= Task to carry out =
Below are some entries; reproduce them exactly and leave every picture out.
►
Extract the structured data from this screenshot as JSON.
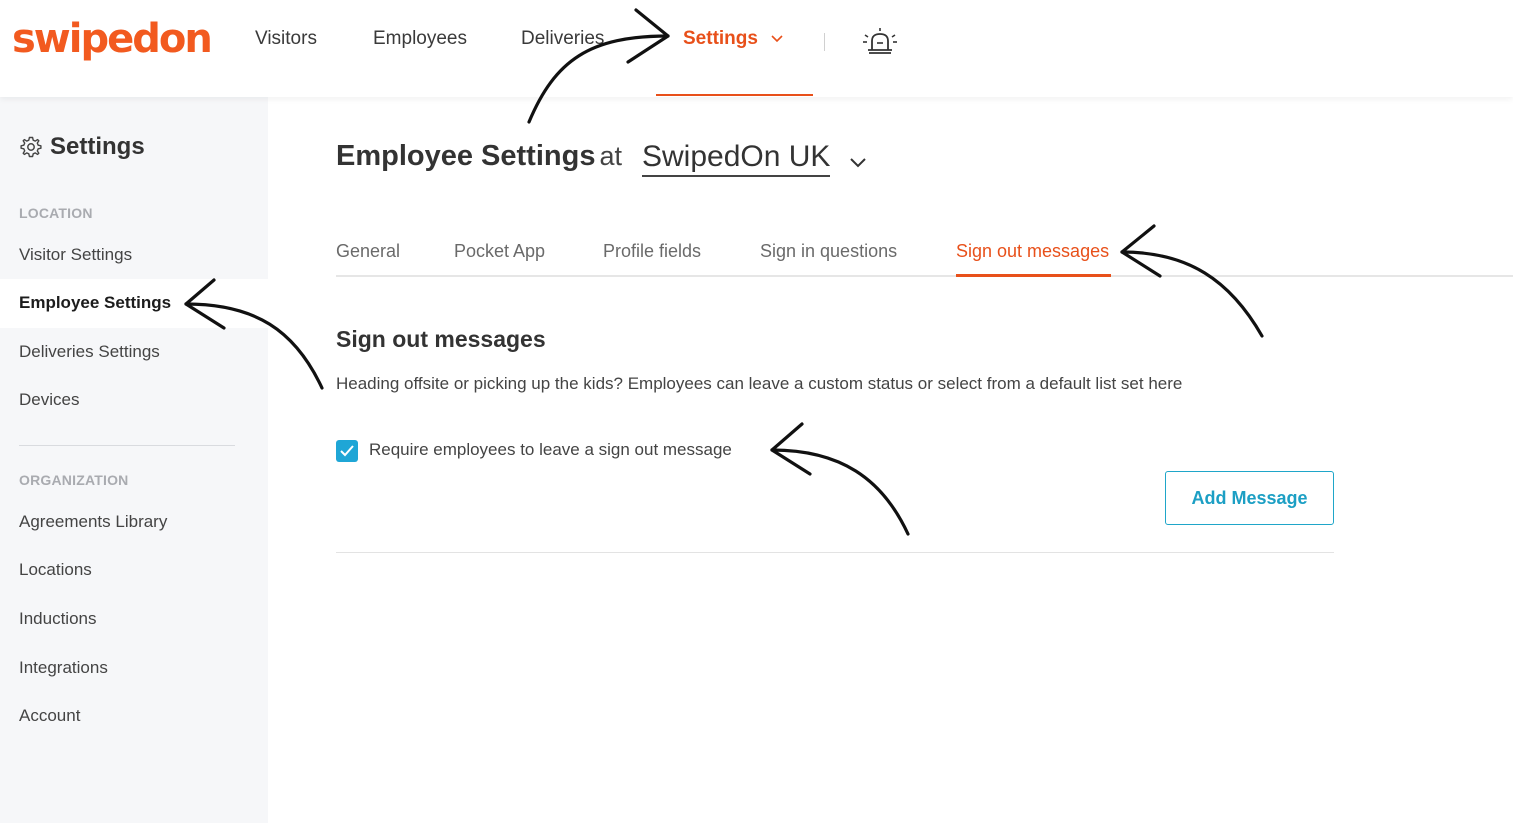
{
  "brand": {
    "logo_text": "swipedon",
    "accent": "#e8501a",
    "link": "#1fa6d6"
  },
  "nav": {
    "items": [
      {
        "label": "Visitors"
      },
      {
        "label": "Employees"
      },
      {
        "label": "Deliveries"
      },
      {
        "label": "Settings",
        "active": true
      }
    ],
    "settings_chevron_icon": "chevron-down-icon",
    "alarm_icon": "alarm-light-icon"
  },
  "sidebar": {
    "title": "Settings",
    "title_icon": "gear-icon",
    "location_section": "LOCATION",
    "location_items": [
      {
        "label": "Visitor Settings"
      },
      {
        "label": "Employee Settings",
        "active": true
      },
      {
        "label": "Deliveries Settings"
      },
      {
        "label": "Devices"
      }
    ],
    "organization_section": "ORGANIZATION",
    "organization_items": [
      {
        "label": "Agreements Library"
      },
      {
        "label": "Locations"
      },
      {
        "label": "Inductions"
      },
      {
        "label": "Integrations"
      },
      {
        "label": "Account"
      }
    ]
  },
  "main": {
    "heading": "Employee Settings",
    "heading_at": "at",
    "location": "SwipedOn UK",
    "tabs": [
      {
        "label": "General"
      },
      {
        "label": "Pocket App"
      },
      {
        "label": "Profile fields"
      },
      {
        "label": "Sign in questions"
      },
      {
        "label": "Sign out messages",
        "active": true
      }
    ],
    "section_title": "Sign out messages",
    "section_desc": "Heading offsite or picking up the kids? Employees can leave a custom status or select from a default list set here",
    "require_checkbox": {
      "label": "Require employees to leave a sign out message",
      "checked": true
    },
    "add_button": "Add Message"
  }
}
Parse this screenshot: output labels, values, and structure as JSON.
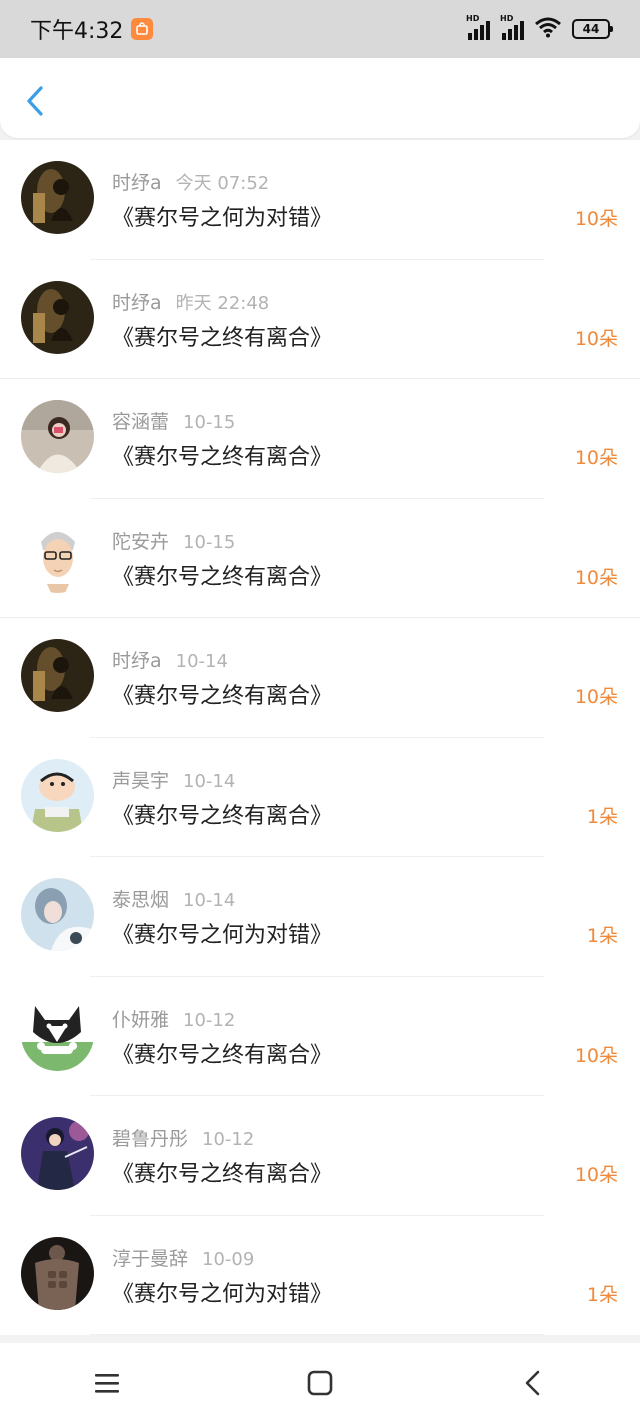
{
  "status_bar": {
    "time": "下午4:32",
    "battery": "44",
    "icons": [
      "app-badge-icon",
      "hd-signal-icon",
      "hd-signal-icon",
      "wifi-icon",
      "battery-icon"
    ]
  },
  "header": {
    "back_icon": "chevron-left-icon"
  },
  "colors": {
    "accent": "#3a9ee8",
    "count": "#ef8a3c",
    "name": "#9a9a9a",
    "time": "#b3b3b3"
  },
  "gifts": [
    {
      "name": "时纾a",
      "time": "今天 07:52",
      "title": "《赛尔号之何为对错》",
      "count": "10朵"
    },
    {
      "name": "时纾a",
      "time": "昨天 22:48",
      "title": "《赛尔号之终有离合》",
      "count": "10朵"
    },
    {
      "name": "容涵蕾",
      "time": "10-15",
      "title": "《赛尔号之终有离合》",
      "count": "10朵"
    },
    {
      "name": "陀安卉",
      "time": "10-15",
      "title": "《赛尔号之终有离合》",
      "count": "10朵"
    },
    {
      "name": "时纾a",
      "time": "10-14",
      "title": "《赛尔号之终有离合》",
      "count": "10朵"
    },
    {
      "name": "声昊宇",
      "time": "10-14",
      "title": "《赛尔号之终有离合》",
      "count": "1朵"
    },
    {
      "name": "泰思烟",
      "time": "10-14",
      "title": "《赛尔号之何为对错》",
      "count": "1朵"
    },
    {
      "name": "仆妍雅",
      "time": "10-12",
      "title": "《赛尔号之终有离合》",
      "count": "10朵"
    },
    {
      "name": "碧鲁丹彤",
      "time": "10-12",
      "title": "《赛尔号之终有离合》",
      "count": "10朵"
    },
    {
      "name": "淳于曼辞",
      "time": "10-09",
      "title": "《赛尔号之何为对错》",
      "count": "1朵"
    }
  ],
  "navbar": {
    "icons": [
      "menu-icon",
      "home-square-icon",
      "back-triangle-icon"
    ]
  }
}
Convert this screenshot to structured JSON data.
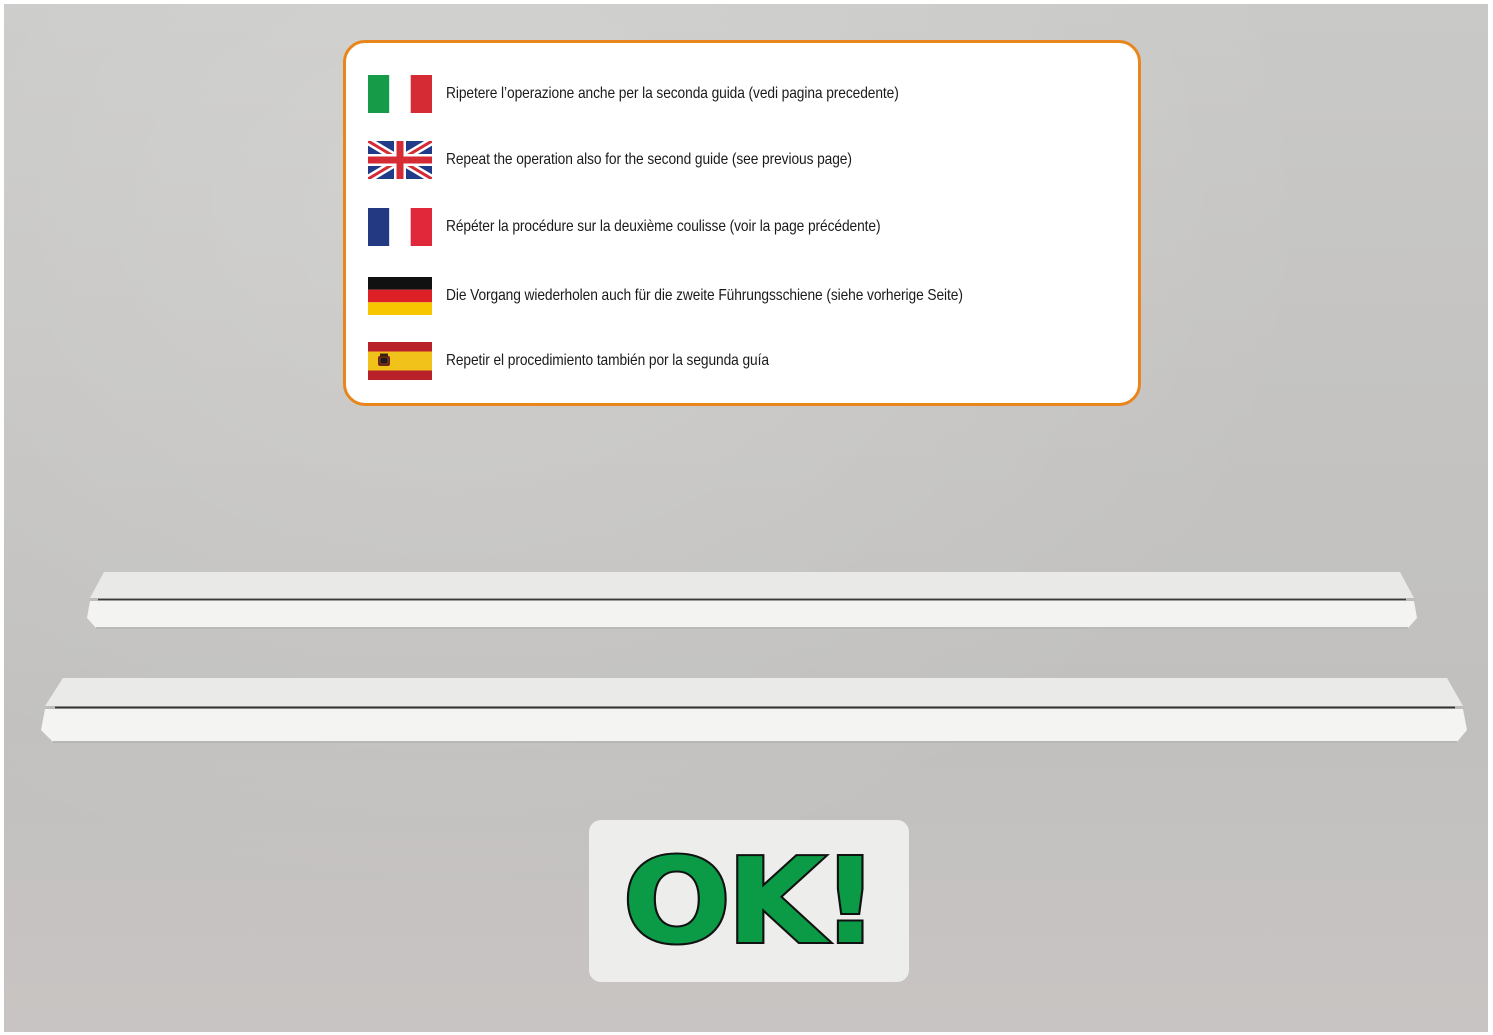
{
  "instructions": [
    {
      "lang": "it",
      "flag_icon": "italy-flag-icon",
      "text": "Ripetere l’operazione anche per la seconda guida (vedi pagina precedente)"
    },
    {
      "lang": "en",
      "flag_icon": "uk-flag-icon",
      "text": "Repeat the operation also for the second guide (see previous page)"
    },
    {
      "lang": "fr",
      "flag_icon": "france-flag-icon",
      "text": "Répéter la procédure sur la deuxième coulisse (voir la page précédente)"
    },
    {
      "lang": "de",
      "flag_icon": "germany-flag-icon",
      "text": "Die Vorgang wiederholen auch für die zweite Führungsschiene (siehe vorherige Seite)"
    },
    {
      "lang": "es",
      "flag_icon": "spain-flag-icon",
      "text": "Repetir el procedimiento también por la segunda guía"
    }
  ],
  "status": {
    "label": "OK!"
  },
  "colors": {
    "box_border": "#e8861c",
    "ok_fill": "#0b9a45",
    "background": "#c5c4c2"
  }
}
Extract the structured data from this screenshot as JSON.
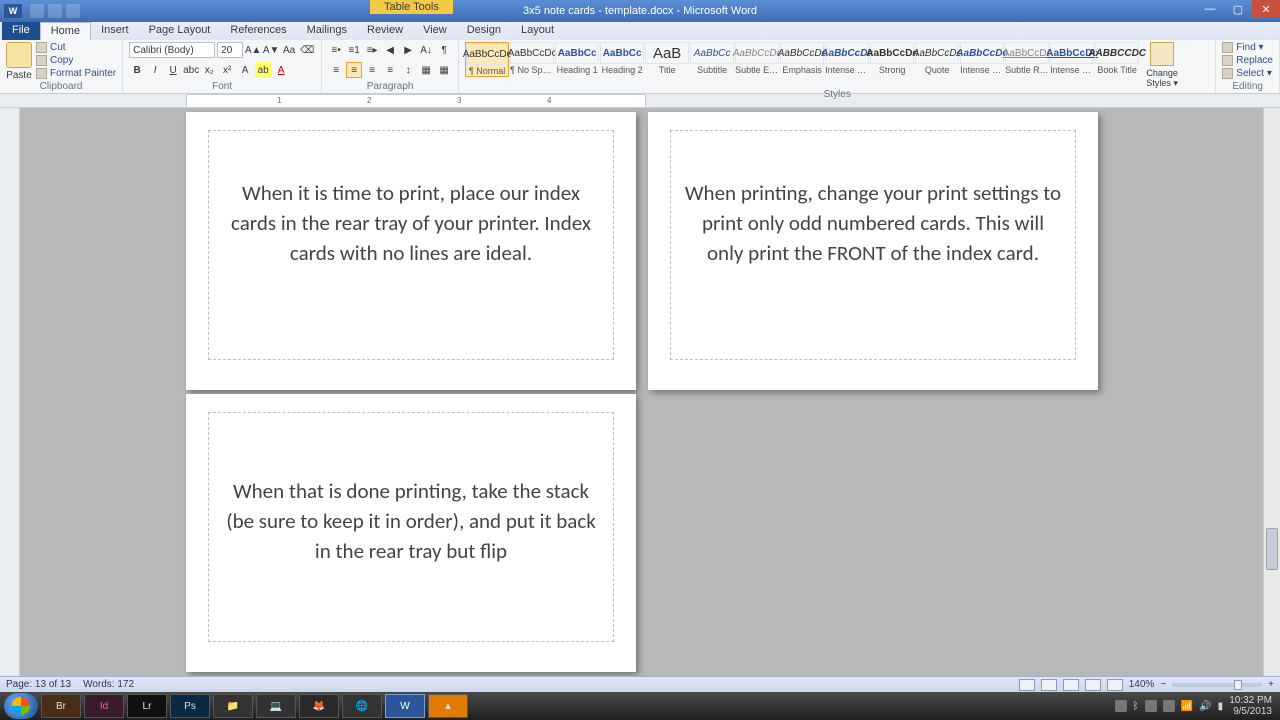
{
  "title": {
    "tableTools": "Table Tools",
    "doc": "3x5 note cards - template.docx - Microsoft Word"
  },
  "tabs": {
    "file": "File",
    "home": "Home",
    "insert": "Insert",
    "pageLayout": "Page Layout",
    "references": "References",
    "mailings": "Mailings",
    "review": "Review",
    "view": "View",
    "design": "Design",
    "layout": "Layout"
  },
  "ribbon": {
    "clipboard": {
      "label": "Clipboard",
      "paste": "Paste",
      "cut": "Cut",
      "copy": "Copy",
      "formatPainter": "Format Painter"
    },
    "font": {
      "label": "Font",
      "name": "Calibri (Body)",
      "size": "20"
    },
    "paragraph": {
      "label": "Paragraph"
    },
    "styles": {
      "label": "Styles",
      "items": [
        {
          "prev": "AaBbCcDc",
          "name": "¶ Normal"
        },
        {
          "prev": "AaBbCcDc",
          "name": "¶ No Spaci..."
        },
        {
          "prev": "AaBbCc",
          "name": "Heading 1"
        },
        {
          "prev": "AaBbCc",
          "name": "Heading 2"
        },
        {
          "prev": "AaB",
          "name": "Title"
        },
        {
          "prev": "AaBbCc",
          "name": "Subtitle"
        },
        {
          "prev": "AaBbCcDc",
          "name": "Subtle Em..."
        },
        {
          "prev": "AaBbCcDc",
          "name": "Emphasis"
        },
        {
          "prev": "AaBbCcDc",
          "name": "Intense E..."
        },
        {
          "prev": "AaBbCcDc",
          "name": "Strong"
        },
        {
          "prev": "AaBbCcDc",
          "name": "Quote"
        },
        {
          "prev": "AaBbCcDc",
          "name": "Intense Q..."
        },
        {
          "prev": "AaBbCcDc",
          "name": "Subtle Ref..."
        },
        {
          "prev": "AaBbCcDc",
          "name": "Intense R..."
        },
        {
          "prev": "AABBCCDC",
          "name": "Book Title"
        }
      ],
      "change": "Change Styles ▾"
    },
    "editing": {
      "label": "Editing",
      "find": "Find ▾",
      "replace": "Replace",
      "select": "Select ▾"
    }
  },
  "cards": {
    "c1": "When it is time to print, place our index cards in the rear tray of your printer.  Index cards with no lines are ideal.",
    "c2": "When printing, change your print settings to print only odd numbered cards.  This will only print the FRONT of the index card.",
    "c3": "When that is done printing, take the stack (be sure to keep it in order), and put it back in the rear tray but flip"
  },
  "status": {
    "page": "Page: 13 of 13",
    "words": "Words: 172",
    "zoom": "140%"
  },
  "tray": {
    "time": "10:32 PM",
    "date": "9/5/2013"
  }
}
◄
= Task output =
Extract the structured data from this screenshot as JSON.
{
  "brand": {
    "logo_text": "swipedon",
    "accent": "#e8501a",
    "link": "#1fa6d6"
  },
  "nav": {
    "items": [
      {
        "label": "Visitors"
      },
      {
        "label": "Employees"
      },
      {
        "label": "Deliveries"
      },
      {
        "label": "Settings",
        "active": true
      }
    ],
    "settings_chevron_icon": "chevron-down-icon",
    "alarm_icon": "alarm-light-icon"
  },
  "sidebar": {
    "title": "Settings",
    "title_icon": "gear-icon",
    "location_section": "LOCATION",
    "location_items": [
      {
        "label": "Visitor Settings"
      },
      {
        "label": "Employee Settings",
        "active": true
      },
      {
        "label": "Deliveries Settings"
      },
      {
        "label": "Devices"
      }
    ],
    "organization_section": "ORGANIZATION",
    "organization_items": [
      {
        "label": "Agreements Library"
      },
      {
        "label": "Locations"
      },
      {
        "label": "Inductions"
      },
      {
        "label": "Integrations"
      },
      {
        "label": "Account"
      }
    ]
  },
  "main": {
    "heading": "Employee Settings",
    "heading_at": "at",
    "location": "SwipedOn UK",
    "tabs": [
      {
        "label": "General"
      },
      {
        "label": "Pocket App"
      },
      {
        "label": "Profile fields"
      },
      {
        "label": "Sign in questions"
      },
      {
        "label": "Sign out messages",
        "active": true
      }
    ],
    "section_title": "Sign out messages",
    "section_desc": "Heading offsite or picking up the kids? Employees can leave a custom status or select from a default list set here",
    "require_checkbox": {
      "label": "Require employees to leave a sign out message",
      "checked": true
    },
    "add_button": "Add Message"
  }
}
Parse this screenshot: output labels, values, and structure as JSON.
{
  "status_bar": {
    "time": "下午4:32",
    "battery": "44",
    "icons": [
      "app-badge-icon",
      "hd-signal-icon",
      "hd-signal-icon",
      "wifi-icon",
      "battery-icon"
    ]
  },
  "header": {
    "back_icon": "chevron-left-icon"
  },
  "colors": {
    "accent": "#3a9ee8",
    "count": "#ef8a3c",
    "name": "#9a9a9a",
    "time": "#b3b3b3"
  },
  "gifts": [
    {
      "name": "时纾a",
      "time": "今天 07:52",
      "title": "《赛尔号之何为对错》",
      "count": "10朵"
    },
    {
      "name": "时纾a",
      "time": "昨天 22:48",
      "title": "《赛尔号之终有离合》",
      "count": "10朵"
    },
    {
      "name": "容涵蕾",
      "time": "10-15",
      "title": "《赛尔号之终有离合》",
      "count": "10朵"
    },
    {
      "name": "陀安卉",
      "time": "10-15",
      "title": "《赛尔号之终有离合》",
      "count": "10朵"
    },
    {
      "name": "时纾a",
      "time": "10-14",
      "title": "《赛尔号之终有离合》",
      "count": "10朵"
    },
    {
      "name": "声昊宇",
      "time": "10-14",
      "title": "《赛尔号之终有离合》",
      "count": "1朵"
    },
    {
      "name": "泰思烟",
      "time": "10-14",
      "title": "《赛尔号之何为对错》",
      "count": "1朵"
    },
    {
      "name": "仆妍雅",
      "time": "10-12",
      "title": "《赛尔号之终有离合》",
      "count": "10朵"
    },
    {
      "name": "碧鲁丹彤",
      "time": "10-12",
      "title": "《赛尔号之终有离合》",
      "count": "10朵"
    },
    {
      "name": "淳于曼辞",
      "time": "10-09",
      "title": "《赛尔号之何为对错》",
      "count": "1朵"
    }
  ],
  "navbar": {
    "icons": [
      "menu-icon",
      "home-square-icon",
      "back-triangle-icon"
    ]
  }
}
Convert this screenshot to structured JSON data.
{
  "instructions": [
    {
      "lang": "it",
      "flag_icon": "italy-flag-icon",
      "text": "Ripetere l’operazione anche per la seconda guida (vedi pagina precedente)"
    },
    {
      "lang": "en",
      "flag_icon": "uk-flag-icon",
      "text": "Repeat the operation also for the second guide (see previous page)"
    },
    {
      "lang": "fr",
      "flag_icon": "france-flag-icon",
      "text": "Répéter la procédure sur la deuxième coulisse (voir la page précédente)"
    },
    {
      "lang": "de",
      "flag_icon": "germany-flag-icon",
      "text": "Die Vorgang wiederholen auch für die zweite Führungsschiene (siehe vorherige Seite)"
    },
    {
      "lang": "es",
      "flag_icon": "spain-flag-icon",
      "text": "Repetir el procedimiento también por la segunda guía"
    }
  ],
  "status": {
    "label": "OK!"
  },
  "colors": {
    "box_border": "#e8861c",
    "ok_fill": "#0b9a45",
    "background": "#c5c4c2"
  }
}
Extract the structured data from this screenshot as JSON.
{
  "title": {
    "tableTools": "Table Tools",
    "doc": "3x5 note cards - template.docx - Microsoft Word"
  },
  "tabs": {
    "file": "File",
    "home": "Home",
    "insert": "Insert",
    "pageLayout": "Page Layout",
    "references": "References",
    "mailings": "Mailings",
    "review": "Review",
    "view": "View",
    "design": "Design",
    "layout": "Layout"
  },
  "ribbon": {
    "clipboard": {
      "label": "Clipboard",
      "paste": "Paste",
      "cut": "Cut",
      "copy": "Copy",
      "formatPainter": "Format Painter"
    },
    "font": {
      "label": "Font",
      "name": "Calibri (Body)",
      "size": "20"
    },
    "paragraph": {
      "label": "Paragraph"
    },
    "styles": {
      "label": "Styles",
      "items": [
        {
          "prev": "AaBbCcDc",
          "name": "¶ Normal"
        },
        {
          "prev": "AaBbCcDc",
          "name": "¶ No Spaci..."
        },
        {
          "prev": "AaBbCc",
          "name": "Heading 1"
        },
        {
          "prev": "AaBbCc",
          "name": "Heading 2"
        },
        {
          "prev": "AaB",
          "name": "Title"
        },
        {
          "prev": "AaBbCc",
          "name": "Subtitle"
        },
        {
          "prev": "AaBbCcDc",
          "name": "Subtle Em..."
        },
        {
          "prev": "AaBbCcDc",
          "name": "Emphasis"
        },
        {
          "prev": "AaBbCcDc",
          "name": "Intense E..."
        },
        {
          "prev": "AaBbCcDc",
          "name": "Strong"
        },
        {
          "prev": "AaBbCcDc",
          "name": "Quote"
        },
        {
          "prev": "AaBbCcDc",
          "name": "Intense Q..."
        },
        {
          "prev": "AaBbCcDc",
          "name": "Subtle Ref..."
        },
        {
          "prev": "AaBbCcDc",
          "name": "Intense R..."
        },
        {
          "prev": "AABBCCDC",
          "name": "Book Title"
        }
      ],
      "change": "Change Styles ▾"
    },
    "editing": {
      "label": "Editing",
      "find": "Find ▾",
      "replace": "Replace",
      "select": "Select ▾"
    }
  },
  "cards": {
    "c1": "When it is time to print, place our index cards in the rear tray of your printer.  Index cards with no lines are ideal.",
    "c2": "When printing, change your print settings to print only odd numbered cards.  This will only print the FRONT of the index card.",
    "c3": "When that is done printing, take the stack (be sure to keep it in order), and put it back in the rear tray but flip"
  },
  "status": {
    "page": "Page: 13 of 13",
    "words": "Words: 172",
    "zoom": "140%"
  },
  "tray": {
    "time": "10:32 PM",
    "date": "9/5/2013"
  }
}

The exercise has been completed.